“We are deleveraging,” says Ryzhenko. “We have already reduced the debt by $1bn and in the third quarter we will pay more, bringing the reduction this year to about $1.3bn. That will leave a total of $2.2bn but the next big payment will only be in 2023 and for only less than $200mn.”
Ukraine’s economy has been recovering and the leading companies like Metinvest continue to invest and improve their operations, but Ukraine remains in transition and fragile. Growing from a low base is easy, says Ryzhenko, but he remains cautious on the future, which remains uncertain.
“The growth in the first half of this year was 3%, which is not bad, and 5.4% in the second quarter, but that is compared to a 7% contraction in the second quarter of 2020, so it's not as impressive as it sounds,” says Ryzhenko. “There is also a good commodity cycle – iron, steel, grain are all up. That helps the government and gives them more taxes and improves the balance of payments. But these are several unusual things that depend on the world’s economy. They are all external factors and those tend to change. They are not driven by internal changes.”
Ryzhenko says that the coronacrisis has been fairly benign and in particular was not accompanied by any sort of financial crisis. Indeed, as bne IntelliNews has reported, the banking sector was already cleaned up and in robust health going into the pandemic and after.
Having lived through multiple crises in 2008, 2014 and now again in 2020, Ukraine’s top managers have learned to be cautious as they have to keep in the back of their minds that the chances of yet another crisis is more than likely.
Nevertheless, there are internal changes that are also lifting the economy. Construction and the real estate sector has taken off and is now growing strongly, although it is still early days. Incomes are rising and the government has started to spend on infrastructure, says Ryzhenko.

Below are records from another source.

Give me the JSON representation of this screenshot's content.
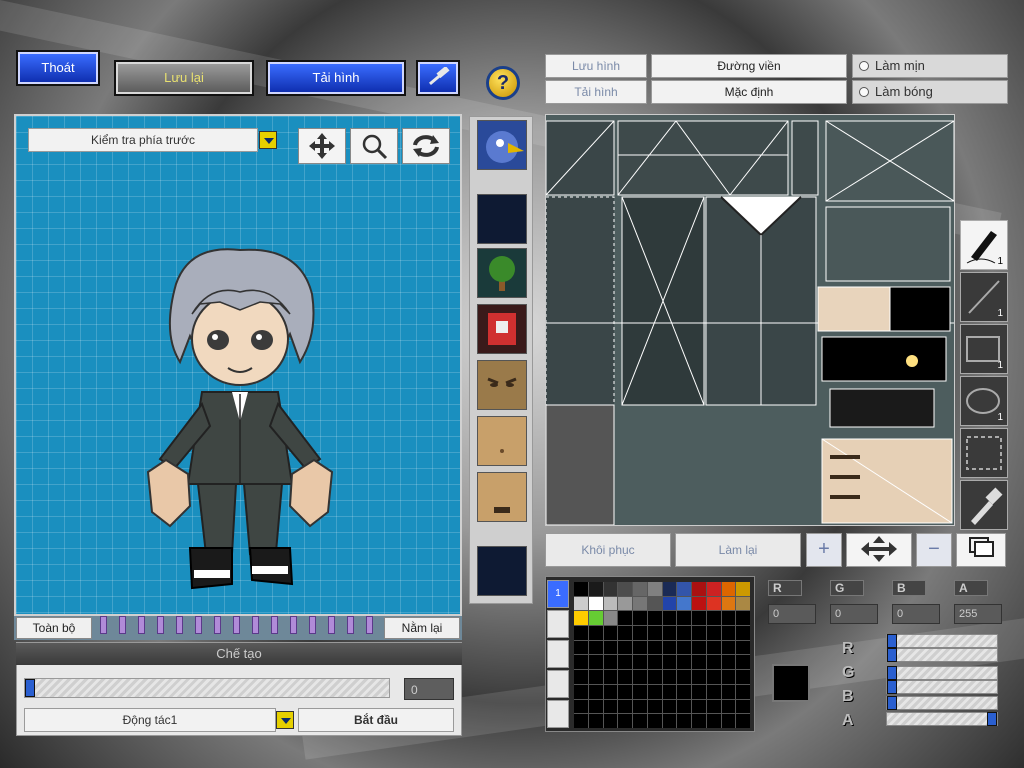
{
  "top_bar": {
    "exit_label": "Thoát",
    "save_label": "Lưu lại",
    "reload_label": "Tải hình",
    "help_symbol": "?"
  },
  "left_panel": {
    "view_select_value": "Kiểm tra phía trước",
    "all_label": "Toàn bộ",
    "lie_down_label": "Nằm lại"
  },
  "create_panel": {
    "title": "Chế tạo",
    "progress_value": "0",
    "action_select_value": "Động tác1",
    "start_label": "Bắt đầu"
  },
  "right_header": {
    "save_tab": "Lưu hình",
    "load_tab": "Tải hình",
    "outline_tab": "Đường viền",
    "default_tab": "Mặc định",
    "smooth_option": "Làm mịn",
    "shine_option": "Làm bóng"
  },
  "edit_actions": {
    "restore_label": "Khôi phục",
    "redo_label": "Làm lại",
    "plus_symbol": "+",
    "minus_symbol": "−"
  },
  "tools": {
    "pen_count": "1",
    "line_count": "1",
    "rect_count": "1",
    "ellipse_count": "1"
  },
  "color": {
    "r_label": "R",
    "g_label": "G",
    "b_label": "B",
    "a_label": "A",
    "r_value": "0",
    "g_value": "0",
    "b_value": "0",
    "a_value": "255",
    "current_hex": "#000000",
    "palette_tab_1": "1",
    "palette_row1": [
      "#000000",
      "#1a1a1a",
      "#333333",
      "#4d4d4d",
      "#666666",
      "#808080",
      "#1a2a55",
      "#3355aa",
      "#aa1111",
      "#cc2222",
      "#dd6600",
      "#cc9900"
    ],
    "palette_row2": [
      "#cccccc",
      "#ffffff",
      "#bbbbbb",
      "#999999",
      "#777777",
      "#555555",
      "#2244aa",
      "#4477cc",
      "#bb1111",
      "#dd3322",
      "#dd7711",
      "#aa8844"
    ],
    "palette_row3": [
      "#ffcc00",
      "#66cc33",
      "#888888"
    ],
    "r_slider": 0,
    "g_slider": 0,
    "b_slider": 0,
    "a_slider": 1
  }
}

“Are all these factors enough to sustain growth? The problem is the reforms that the government are doing, or [rather], not doing,” says Ryzhenko. “There are still too many complex regulations that are holding back growth: regulations to establish a new business are too complex, the tax system is unpredictable, a new law going through the Rada now would make it that the tax man’s decisions are never wrong. There are many issues. What we need is a consistent and understand[able] system built with a long-term approach.”